Exercise details ::
Which lines of the material hold the word "screenshot"? Copy each one.

Task inputs ::
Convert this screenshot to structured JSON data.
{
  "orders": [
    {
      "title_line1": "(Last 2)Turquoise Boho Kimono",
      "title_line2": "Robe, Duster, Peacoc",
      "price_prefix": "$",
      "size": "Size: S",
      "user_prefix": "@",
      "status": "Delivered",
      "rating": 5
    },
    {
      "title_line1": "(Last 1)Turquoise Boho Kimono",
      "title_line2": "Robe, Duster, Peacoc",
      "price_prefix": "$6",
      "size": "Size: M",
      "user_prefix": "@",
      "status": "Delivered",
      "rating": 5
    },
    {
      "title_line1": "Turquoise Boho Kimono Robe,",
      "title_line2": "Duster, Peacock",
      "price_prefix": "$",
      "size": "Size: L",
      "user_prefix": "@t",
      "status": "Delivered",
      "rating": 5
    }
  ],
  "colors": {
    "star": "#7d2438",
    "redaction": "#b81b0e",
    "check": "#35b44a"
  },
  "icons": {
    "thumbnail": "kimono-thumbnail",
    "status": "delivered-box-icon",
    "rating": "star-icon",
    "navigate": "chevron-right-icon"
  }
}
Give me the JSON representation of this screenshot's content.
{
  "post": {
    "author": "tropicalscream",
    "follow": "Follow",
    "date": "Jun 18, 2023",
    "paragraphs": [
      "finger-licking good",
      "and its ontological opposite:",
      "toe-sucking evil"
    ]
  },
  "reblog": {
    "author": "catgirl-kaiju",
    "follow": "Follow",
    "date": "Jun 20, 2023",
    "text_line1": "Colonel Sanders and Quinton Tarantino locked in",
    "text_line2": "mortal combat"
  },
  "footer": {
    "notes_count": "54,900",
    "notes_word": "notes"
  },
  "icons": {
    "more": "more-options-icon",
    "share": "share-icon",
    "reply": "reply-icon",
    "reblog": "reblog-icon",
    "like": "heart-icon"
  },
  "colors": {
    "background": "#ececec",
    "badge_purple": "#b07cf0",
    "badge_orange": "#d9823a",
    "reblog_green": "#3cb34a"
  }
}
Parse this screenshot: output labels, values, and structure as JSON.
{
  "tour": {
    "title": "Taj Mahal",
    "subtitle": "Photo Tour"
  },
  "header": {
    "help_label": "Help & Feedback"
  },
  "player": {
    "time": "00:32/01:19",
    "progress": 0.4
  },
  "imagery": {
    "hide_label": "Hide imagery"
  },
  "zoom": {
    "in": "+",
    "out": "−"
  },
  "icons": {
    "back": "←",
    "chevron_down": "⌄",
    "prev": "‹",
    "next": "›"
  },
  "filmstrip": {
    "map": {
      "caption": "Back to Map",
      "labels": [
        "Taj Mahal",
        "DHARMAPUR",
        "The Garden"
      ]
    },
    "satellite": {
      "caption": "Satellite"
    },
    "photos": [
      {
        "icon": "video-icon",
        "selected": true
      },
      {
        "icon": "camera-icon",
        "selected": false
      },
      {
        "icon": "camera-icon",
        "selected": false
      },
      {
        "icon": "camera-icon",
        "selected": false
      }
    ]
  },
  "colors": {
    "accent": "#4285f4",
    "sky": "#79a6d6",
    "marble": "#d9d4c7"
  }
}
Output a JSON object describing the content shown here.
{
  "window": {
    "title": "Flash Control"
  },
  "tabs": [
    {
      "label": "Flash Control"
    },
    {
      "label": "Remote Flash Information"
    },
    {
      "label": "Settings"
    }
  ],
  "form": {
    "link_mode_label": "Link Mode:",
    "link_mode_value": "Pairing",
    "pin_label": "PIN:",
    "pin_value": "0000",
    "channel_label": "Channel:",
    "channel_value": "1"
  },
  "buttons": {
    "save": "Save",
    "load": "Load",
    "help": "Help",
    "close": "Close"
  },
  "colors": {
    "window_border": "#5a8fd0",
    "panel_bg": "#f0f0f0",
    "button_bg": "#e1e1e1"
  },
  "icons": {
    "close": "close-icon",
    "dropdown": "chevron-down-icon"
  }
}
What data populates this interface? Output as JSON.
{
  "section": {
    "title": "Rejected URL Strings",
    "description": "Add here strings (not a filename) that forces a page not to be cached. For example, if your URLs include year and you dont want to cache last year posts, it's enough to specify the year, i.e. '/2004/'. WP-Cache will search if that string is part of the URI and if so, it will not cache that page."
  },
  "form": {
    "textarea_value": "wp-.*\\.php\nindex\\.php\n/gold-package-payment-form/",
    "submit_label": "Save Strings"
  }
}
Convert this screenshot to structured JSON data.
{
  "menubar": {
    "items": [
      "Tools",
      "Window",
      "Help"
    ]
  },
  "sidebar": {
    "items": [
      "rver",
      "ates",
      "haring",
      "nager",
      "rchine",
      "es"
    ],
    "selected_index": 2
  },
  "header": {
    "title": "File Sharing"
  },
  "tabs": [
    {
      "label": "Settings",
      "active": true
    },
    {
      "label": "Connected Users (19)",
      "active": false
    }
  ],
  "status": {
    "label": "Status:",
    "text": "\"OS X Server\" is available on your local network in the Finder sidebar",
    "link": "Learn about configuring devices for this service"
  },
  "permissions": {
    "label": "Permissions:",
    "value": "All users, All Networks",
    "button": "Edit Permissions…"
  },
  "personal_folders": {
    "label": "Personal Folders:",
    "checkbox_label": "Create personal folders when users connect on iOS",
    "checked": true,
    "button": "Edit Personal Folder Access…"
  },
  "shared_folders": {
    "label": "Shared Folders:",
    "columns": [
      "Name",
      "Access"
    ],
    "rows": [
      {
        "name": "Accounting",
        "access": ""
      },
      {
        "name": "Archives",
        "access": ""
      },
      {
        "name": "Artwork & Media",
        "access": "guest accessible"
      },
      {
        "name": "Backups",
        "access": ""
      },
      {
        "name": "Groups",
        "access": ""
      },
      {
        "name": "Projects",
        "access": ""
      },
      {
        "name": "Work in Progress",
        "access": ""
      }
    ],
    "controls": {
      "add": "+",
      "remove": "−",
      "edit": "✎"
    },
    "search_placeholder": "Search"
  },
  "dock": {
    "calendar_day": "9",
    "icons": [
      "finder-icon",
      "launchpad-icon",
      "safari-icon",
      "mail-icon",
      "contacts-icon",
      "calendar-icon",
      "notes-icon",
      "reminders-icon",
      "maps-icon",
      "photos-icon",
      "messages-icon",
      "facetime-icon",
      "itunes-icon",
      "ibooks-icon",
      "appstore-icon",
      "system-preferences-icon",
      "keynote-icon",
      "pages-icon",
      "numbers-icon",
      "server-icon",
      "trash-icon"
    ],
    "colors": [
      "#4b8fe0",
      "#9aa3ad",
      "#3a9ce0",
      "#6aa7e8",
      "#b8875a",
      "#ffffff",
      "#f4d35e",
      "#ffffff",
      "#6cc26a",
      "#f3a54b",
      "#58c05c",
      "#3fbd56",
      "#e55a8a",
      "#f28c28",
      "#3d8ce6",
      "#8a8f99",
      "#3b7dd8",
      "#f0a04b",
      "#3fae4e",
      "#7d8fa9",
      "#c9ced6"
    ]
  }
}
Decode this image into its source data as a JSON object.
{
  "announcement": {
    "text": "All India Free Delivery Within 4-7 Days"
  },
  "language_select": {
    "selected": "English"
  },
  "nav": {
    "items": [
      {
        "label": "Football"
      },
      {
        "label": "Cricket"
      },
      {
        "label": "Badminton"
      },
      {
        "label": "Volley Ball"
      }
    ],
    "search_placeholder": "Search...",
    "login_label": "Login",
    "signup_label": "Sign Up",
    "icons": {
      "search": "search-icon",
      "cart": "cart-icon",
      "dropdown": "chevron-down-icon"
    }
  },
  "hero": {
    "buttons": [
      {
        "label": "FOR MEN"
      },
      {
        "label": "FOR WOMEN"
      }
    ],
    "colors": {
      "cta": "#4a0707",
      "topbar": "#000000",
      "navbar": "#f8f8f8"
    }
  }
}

Reply to the task ::
Convert this screenshot to structured JSON data.
Give me the JSON representation of this screenshot's content.
Parse this screenshot: output labels, values, and structure as JSON.
Convert this screenshot to structured JSON data.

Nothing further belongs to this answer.